Exercise brief: Reprint the whole of the data exactly.

Records: Begin

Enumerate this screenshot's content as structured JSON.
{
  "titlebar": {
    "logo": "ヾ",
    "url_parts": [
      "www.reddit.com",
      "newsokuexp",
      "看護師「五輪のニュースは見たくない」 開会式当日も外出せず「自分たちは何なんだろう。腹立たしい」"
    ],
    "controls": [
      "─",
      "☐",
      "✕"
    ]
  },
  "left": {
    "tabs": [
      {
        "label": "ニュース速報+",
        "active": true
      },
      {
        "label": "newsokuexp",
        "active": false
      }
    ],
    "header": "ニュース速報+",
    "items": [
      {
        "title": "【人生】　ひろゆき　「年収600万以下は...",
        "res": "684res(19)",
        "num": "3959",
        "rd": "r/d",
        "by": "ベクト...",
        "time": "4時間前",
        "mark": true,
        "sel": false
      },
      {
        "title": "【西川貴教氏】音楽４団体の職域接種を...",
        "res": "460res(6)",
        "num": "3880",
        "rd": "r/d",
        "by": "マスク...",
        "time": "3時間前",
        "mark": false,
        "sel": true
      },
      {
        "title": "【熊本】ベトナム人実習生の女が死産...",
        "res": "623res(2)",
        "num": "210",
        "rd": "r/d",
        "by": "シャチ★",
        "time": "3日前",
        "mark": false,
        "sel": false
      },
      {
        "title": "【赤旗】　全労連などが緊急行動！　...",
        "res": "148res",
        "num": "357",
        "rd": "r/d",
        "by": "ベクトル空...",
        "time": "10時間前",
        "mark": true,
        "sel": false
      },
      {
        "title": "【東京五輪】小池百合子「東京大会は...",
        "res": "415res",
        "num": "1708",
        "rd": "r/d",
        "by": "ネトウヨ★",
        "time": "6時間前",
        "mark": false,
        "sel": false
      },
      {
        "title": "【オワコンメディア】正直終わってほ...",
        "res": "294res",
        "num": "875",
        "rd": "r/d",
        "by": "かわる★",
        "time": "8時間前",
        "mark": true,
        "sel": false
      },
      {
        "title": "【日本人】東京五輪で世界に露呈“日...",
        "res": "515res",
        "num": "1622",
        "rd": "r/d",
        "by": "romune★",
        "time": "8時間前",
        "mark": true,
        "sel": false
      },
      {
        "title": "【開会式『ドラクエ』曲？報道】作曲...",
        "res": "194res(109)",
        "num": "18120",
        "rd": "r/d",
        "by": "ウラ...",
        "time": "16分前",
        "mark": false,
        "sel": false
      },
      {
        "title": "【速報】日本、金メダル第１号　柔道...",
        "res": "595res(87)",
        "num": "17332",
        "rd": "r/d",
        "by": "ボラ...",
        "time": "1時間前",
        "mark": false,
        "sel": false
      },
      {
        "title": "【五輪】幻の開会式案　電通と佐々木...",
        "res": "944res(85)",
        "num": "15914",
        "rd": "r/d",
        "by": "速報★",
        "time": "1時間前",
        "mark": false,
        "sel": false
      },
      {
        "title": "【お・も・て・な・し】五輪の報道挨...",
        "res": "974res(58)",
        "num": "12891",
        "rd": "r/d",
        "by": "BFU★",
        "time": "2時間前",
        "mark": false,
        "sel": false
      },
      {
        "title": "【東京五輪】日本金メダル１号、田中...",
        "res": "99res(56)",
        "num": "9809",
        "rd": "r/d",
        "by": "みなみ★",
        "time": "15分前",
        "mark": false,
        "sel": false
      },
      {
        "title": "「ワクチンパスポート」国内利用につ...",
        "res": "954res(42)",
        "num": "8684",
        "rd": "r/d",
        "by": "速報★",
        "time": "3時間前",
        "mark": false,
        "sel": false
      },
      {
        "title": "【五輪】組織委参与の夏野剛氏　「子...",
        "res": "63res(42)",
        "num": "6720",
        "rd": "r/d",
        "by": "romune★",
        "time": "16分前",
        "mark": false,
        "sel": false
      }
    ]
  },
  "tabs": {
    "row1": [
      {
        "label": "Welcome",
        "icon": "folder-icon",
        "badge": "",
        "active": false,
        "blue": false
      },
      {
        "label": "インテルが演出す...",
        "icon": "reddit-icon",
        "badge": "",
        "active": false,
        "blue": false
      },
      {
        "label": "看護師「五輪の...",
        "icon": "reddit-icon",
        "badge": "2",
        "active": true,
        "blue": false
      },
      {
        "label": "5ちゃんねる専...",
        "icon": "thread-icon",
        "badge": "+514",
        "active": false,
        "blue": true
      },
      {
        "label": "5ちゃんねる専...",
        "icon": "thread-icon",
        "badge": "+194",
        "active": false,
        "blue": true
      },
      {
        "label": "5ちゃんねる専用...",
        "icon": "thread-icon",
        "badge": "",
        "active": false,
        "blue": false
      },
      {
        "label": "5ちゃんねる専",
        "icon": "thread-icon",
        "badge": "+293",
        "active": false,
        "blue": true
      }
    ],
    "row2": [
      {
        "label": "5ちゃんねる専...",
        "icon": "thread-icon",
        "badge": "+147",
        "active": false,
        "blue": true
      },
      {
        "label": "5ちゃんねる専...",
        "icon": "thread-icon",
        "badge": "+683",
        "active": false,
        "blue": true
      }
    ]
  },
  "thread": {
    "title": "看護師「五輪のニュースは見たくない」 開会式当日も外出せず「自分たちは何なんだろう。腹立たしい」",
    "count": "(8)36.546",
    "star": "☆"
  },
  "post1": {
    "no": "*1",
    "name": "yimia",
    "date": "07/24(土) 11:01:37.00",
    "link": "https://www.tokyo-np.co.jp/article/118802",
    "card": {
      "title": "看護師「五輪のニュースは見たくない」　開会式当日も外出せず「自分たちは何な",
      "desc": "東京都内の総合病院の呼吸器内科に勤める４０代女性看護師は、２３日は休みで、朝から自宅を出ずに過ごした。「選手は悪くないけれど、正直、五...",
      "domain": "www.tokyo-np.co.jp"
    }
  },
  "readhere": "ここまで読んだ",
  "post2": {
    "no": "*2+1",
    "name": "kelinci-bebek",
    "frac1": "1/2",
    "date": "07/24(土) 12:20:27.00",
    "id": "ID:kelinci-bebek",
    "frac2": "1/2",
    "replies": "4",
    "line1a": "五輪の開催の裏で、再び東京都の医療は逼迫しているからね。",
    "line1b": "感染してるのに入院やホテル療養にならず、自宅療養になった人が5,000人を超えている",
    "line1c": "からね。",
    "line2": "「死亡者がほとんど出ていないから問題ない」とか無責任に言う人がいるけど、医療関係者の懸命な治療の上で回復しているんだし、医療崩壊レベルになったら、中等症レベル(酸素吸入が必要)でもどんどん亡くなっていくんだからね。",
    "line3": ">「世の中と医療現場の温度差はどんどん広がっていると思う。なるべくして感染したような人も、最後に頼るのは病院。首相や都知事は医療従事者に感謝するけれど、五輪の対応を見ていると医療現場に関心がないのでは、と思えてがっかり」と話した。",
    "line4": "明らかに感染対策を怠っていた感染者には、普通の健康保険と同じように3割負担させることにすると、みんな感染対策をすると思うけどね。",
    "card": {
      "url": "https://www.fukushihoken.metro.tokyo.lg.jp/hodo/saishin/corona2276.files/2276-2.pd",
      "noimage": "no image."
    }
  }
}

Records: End

Finished exercise:
Enumerate this screenshot's content as structured JSON.
{
  "titlebar": {
    "logo": "ヾ",
    "url_parts": [
      "www.reddit.com",
      "newsokuexp",
      "看護師「五輪のニュースは見たくない」 開会式当日も外出せず「自分たちは何なんだろう。腹立たしい」"
    ],
    "controls": [
      "─",
      "☐",
      "✕"
    ]
  },
  "left": {
    "tabs": [
      {
        "label": "ニュース速報+",
        "active": true
      },
      {
        "label": "newsokuexp",
        "active": false
      }
    ],
    "header": "ニュース速報+",
    "items": [
      {
        "title": "【人生】　ひろゆき　「年収600万以下は...",
        "res": "684res(19)",
        "num": "3959",
        "rd": "r/d",
        "by": "ベクト...",
        "time": "4時間前",
        "mark": true,
        "sel": false
      },
      {
        "title": "【西川貴教氏】音楽４団体の職域接種を...",
        "res": "460res(6)",
        "num": "3880",
        "rd": "r/d",
        "by": "マスク...",
        "time": "3時間前",
        "mark": false,
        "sel": true
      },
      {
        "title": "【熊本】ベトナム人実習生の女が死産...",
        "res": "623res(2)",
        "num": "210",
        "rd": "r/d",
        "by": "シャチ★",
        "time": "3日前",
        "mark": false,
        "sel": false
      },
      {
        "title": "【赤旗】　全労連などが緊急行動！　...",
        "res": "148res",
        "num": "357",
        "rd": "r/d",
        "by": "ベクトル空...",
        "time": "10時間前",
        "mark": true,
        "sel": false
      },
      {
        "title": "【東京五輪】小池百合子「東京大会は...",
        "res": "415res",
        "num": "1708",
        "rd": "r/d",
        "by": "ネトウヨ★",
        "time": "6時間前",
        "mark": false,
        "sel": false
      },
      {
        "title": "【オワコンメディア】正直終わってほ...",
        "res": "294res",
        "num": "875",
        "rd": "r/d",
        "by": "かわる★",
        "time": "8時間前",
        "mark": true,
        "sel": false
      },
      {
        "title": "【日本人】東京五輪で世界に露呈“日...",
        "res": "515res",
        "num": "1622",
        "rd": "r/d",
        "by": "romune★",
        "time": "8時間前",
        "mark": true,
        "sel": false
      },
      {
        "title": "【開会式『ドラクエ』曲？報道】作曲...",
        "res": "194res(109)",
        "num": "18120",
        "rd": "r/d",
        "by": "ウラ...",
        "time": "16分前",
        "mark": false,
        "sel": false
      },
      {
        "title": "【速報】日本、金メダル第１号　柔道...",
        "res": "595res(87)",
        "num": "17332",
        "rd": "r/d",
        "by": "ボラ...",
        "time": "1時間前",
        "mark": false,
        "sel": false
      },
      {
        "title": "【五輪】幻の開会式案　電通と佐々木...",
        "res": "944res(85)",
        "num": "15914",
        "rd": "r/d",
        "by": "速報★",
        "time": "1時間前",
        "mark": false,
        "sel": false
      },
      {
        "title": "【お・も・て・な・し】五輪の報道挨...",
        "res": "974res(58)",
        "num": "12891",
        "rd": "r/d",
        "by": "BFU★",
        "time": "2時間前",
        "mark": false,
        "sel": false
      },
      {
        "title": "【東京五輪】日本金メダル１号、田中...",
        "res": "99res(56)",
        "num": "9809",
        "rd": "r/d",
        "by": "みなみ★",
        "time": "15分前",
        "mark": false,
        "sel": false
      },
      {
        "title": "「ワクチンパスポート」国内利用につ...",
        "res": "954res(42)",
        "num": "8684",
        "rd": "r/d",
        "by": "速報★",
        "time": "3時間前",
        "mark": false,
        "sel": false
      },
      {
        "title": "【五輪】組織委参与の夏野剛氏　「子...",
        "res": "63res(42)",
        "num": "6720",
        "rd": "r/d",
        "by": "romune★",
        "time": "16分前",
        "mark": false,
        "sel": false
      }
    ]
  },
  "tabs": {
    "row1": [
      {
        "label": "Welcome",
        "icon": "folder-icon",
        "badge": "",
        "active": false,
        "blue": false
      },
      {
        "label": "インテルが演出す...",
        "icon": "reddit-icon",
        "badge": "",
        "active": false,
        "blue": false
      },
      {
        "label": "看護師「五輪の...",
        "icon": "reddit-icon",
        "badge": "2",
        "active": true,
        "blue": false
      },
      {
        "label": "5ちゃんねる専...",
        "icon": "thread-icon",
        "badge": "+514",
        "active": false,
        "blue": true
      },
      {
        "label": "5ちゃんねる専...",
        "icon": "thread-icon",
        "badge": "+194",
        "active": false,
        "blue": true
      },
      {
        "label": "5ちゃんねる専用...",
        "icon": "thread-icon",
        "badge": "",
        "active": false,
        "blue": false
      },
      {
        "label": "5ちゃんねる専",
        "icon": "thread-icon",
        "badge": "+293",
        "active": false,
        "blue": true
      }
    ],
    "row2": [
      {
        "label": "5ちゃんねる専...",
        "icon": "thread-icon",
        "badge": "+147",
        "active": false,
        "blue": true
      },
      {
        "label": "5ちゃんねる専...",
        "icon": "thread-icon",
        "badge": "+683",
        "active": false,
        "blue": true
      }
    ]
  },
  "thread": {
    "title": "看護師「五輪のニュースは見たくない」 開会式当日も外出せず「自分たちは何なんだろう。腹立たしい」",
    "count": "(8)36.546",
    "star": "☆"
  },
  "post1": {
    "no": "*1",
    "name": "yimia",
    "date": "07/24(土) 11:01:37.00",
    "link": "https://www.tokyo-np.co.jp/article/118802",
    "card": {
      "title": "看護師「五輪のニュースは見たくない」　開会式当日も外出せず「自分たちは何な",
      "desc": "東京都内の総合病院の呼吸器内科に勤める４０代女性看護師は、２３日は休みで、朝から自宅を出ずに過ごした。「選手は悪くないけれど、正直、五...",
      "domain": "www.tokyo-np.co.jp"
    }
  },
  "readhere": "ここまで読んだ",
  "post2": {
    "no": "*2+1",
    "name": "kelinci-bebek",
    "frac1": "1/2",
    "date": "07/24(土) 12:20:27.00",
    "id": "ID:kelinci-bebek",
    "frac2": "1/2",
    "replies": "4",
    "line1a": "五輪の開催の裏で、再び東京都の医療は逼迫しているからね。",
    "line1b": "感染してるのに入院やホテル療養にならず、自宅療養になった人が5,000人を超えている",
    "line1c": "からね。",
    "line2": "「死亡者がほとんど出ていないから問題ない」とか無責任に言う人がいるけど、医療関係者の懸命な治療の上で回復しているんだし、医療崩壊レベルになったら、中等症レベル(酸素吸入が必要)でもどんどん亡くなっていくんだからね。",
    "line3": ">「世の中と医療現場の温度差はどんどん広がっていると思う。なるべくして感染したような人も、最後に頼るのは病院。首相や都知事は医療従事者に感謝するけれど、五輪の対応を見ていると医療現場に関心がないのでは、と思えてがっかり」と話した。",
    "line4": "明らかに感染対策を怠っていた感染者には、普通の健康保険と同じように3割負担させることにすると、みんな感染対策をすると思うけどね。",
    "card": {
      "url": "https://www.fukushihoken.metro.tokyo.lg.jp/hodo/saishin/corona2276.files/2276-2.pd",
      "noimage": "no image."
    }
  }
}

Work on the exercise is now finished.